What you are asked to do: Copy the entries below exactly; any picture among them should be left out.

Input for this task:

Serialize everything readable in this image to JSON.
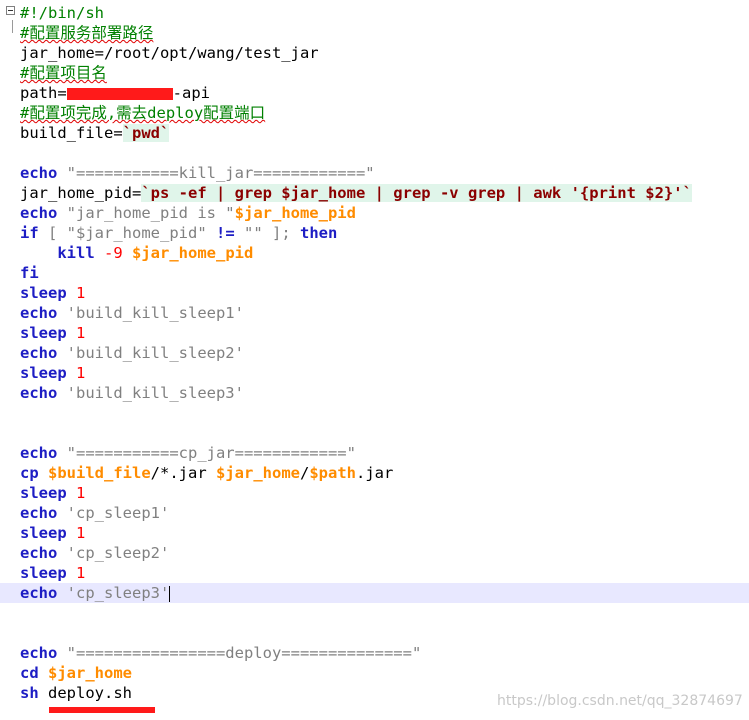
{
  "lines": {
    "shebang": "#!/bin/sh",
    "cmt_deploy_path": "#配置服务部署路径",
    "jar_home_assign": "jar_home=/root/opt/wang/test_jar",
    "cmt_project_name": "#配置项目名",
    "path_prefix": "path=",
    "path_suffix": "-api",
    "cmt_after_done": "#配置项完成,需去deploy配置端口",
    "build_file_prefix": "build_file=",
    "build_file_bq": "`pwd`",
    "echo_kill_str": "\"===========kill_jar============\"",
    "pid_prefix": "jar_home_pid=",
    "pid_bq": "`ps -ef | grep $jar_home | grep -v grep | awk '{print $2}'`",
    "echo_pid_str": "\"jar_home_pid is \"",
    "if_cond_open": "[ \"$jar_home_pid\" ",
    "if_op": "!=",
    "if_cond_close": " \"\" ];",
    "then": "then",
    "kill": "kill",
    "kill_sig": "-9",
    "fi": "fi",
    "sleep": "sleep",
    "echo": "echo",
    "if": "if",
    "cp": "cp",
    "cd": "cd",
    "sh": "sh",
    "one": "1",
    "build_kill_sleep1": "'build_kill_sleep1'",
    "build_kill_sleep2": "'build_kill_sleep2'",
    "build_kill_sleep3": "'build_kill_sleep3'",
    "echo_cp_str": "\"===========cp_jar============\"",
    "var_build_file": "$build_file",
    "var_jar_home": "$jar_home",
    "var_jar_home_pid": "$jar_home_pid",
    "var_path": "$path",
    "cp_glob": "/*.jar ",
    "slash": "/",
    "jar_ext": ".jar",
    "cp_sleep1": "'cp_sleep1'",
    "cp_sleep2": "'cp_sleep2'",
    "cp_sleep3": "'cp_sleep3'",
    "echo_deploy_str": "\"================deploy==============\"",
    "deploy_sh": "deploy.sh"
  },
  "watermark": "https://blog.csdn.net/qq_32874697",
  "colors": {
    "keyword": "#1d1dc4",
    "variable": "#ff8c00",
    "comment": "#008000",
    "string": "#808080",
    "number": "#ff0000",
    "redaction": "#ff1a1a",
    "current_line": "#e8e8ff"
  }
}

Answer to this task:
Serialize everything readable in this image to JSON.
{
  "lines": {
    "shebang": "#!/bin/sh",
    "cmt_deploy_path": "#配置服务部署路径",
    "jar_home_assign": "jar_home=/root/opt/wang/test_jar",
    "cmt_project_name": "#配置项目名",
    "path_prefix": "path=",
    "path_suffix": "-api",
    "cmt_after_done": "#配置项完成,需去deploy配置端口",
    "build_file_prefix": "build_file=",
    "build_file_bq": "`pwd`",
    "echo_kill_str": "\"===========kill_jar============\"",
    "pid_prefix": "jar_home_pid=",
    "pid_bq": "`ps -ef | grep $jar_home | grep -v grep | awk '{print $2}'`",
    "echo_pid_str": "\"jar_home_pid is \"",
    "if_cond_open": "[ \"$jar_home_pid\" ",
    "if_op": "!=",
    "if_cond_close": " \"\" ];",
    "then": "then",
    "kill": "kill",
    "kill_sig": "-9",
    "fi": "fi",
    "sleep": "sleep",
    "echo": "echo",
    "if": "if",
    "cp": "cp",
    "cd": "cd",
    "sh": "sh",
    "one": "1",
    "build_kill_sleep1": "'build_kill_sleep1'",
    "build_kill_sleep2": "'build_kill_sleep2'",
    "build_kill_sleep3": "'build_kill_sleep3'",
    "echo_cp_str": "\"===========cp_jar============\"",
    "var_build_file": "$build_file",
    "var_jar_home": "$jar_home",
    "var_jar_home_pid": "$jar_home_pid",
    "var_path": "$path",
    "cp_glob": "/*.jar ",
    "slash": "/",
    "jar_ext": ".jar",
    "cp_sleep1": "'cp_sleep1'",
    "cp_sleep2": "'cp_sleep2'",
    "cp_sleep3": "'cp_sleep3'",
    "echo_deploy_str": "\"================deploy==============\"",
    "deploy_sh": "deploy.sh"
  },
  "watermark": "https://blog.csdn.net/qq_32874697",
  "colors": {
    "keyword": "#1d1dc4",
    "variable": "#ff8c00",
    "comment": "#008000",
    "string": "#808080",
    "number": "#ff0000",
    "redaction": "#ff1a1a",
    "current_line": "#e8e8ff"
  }
}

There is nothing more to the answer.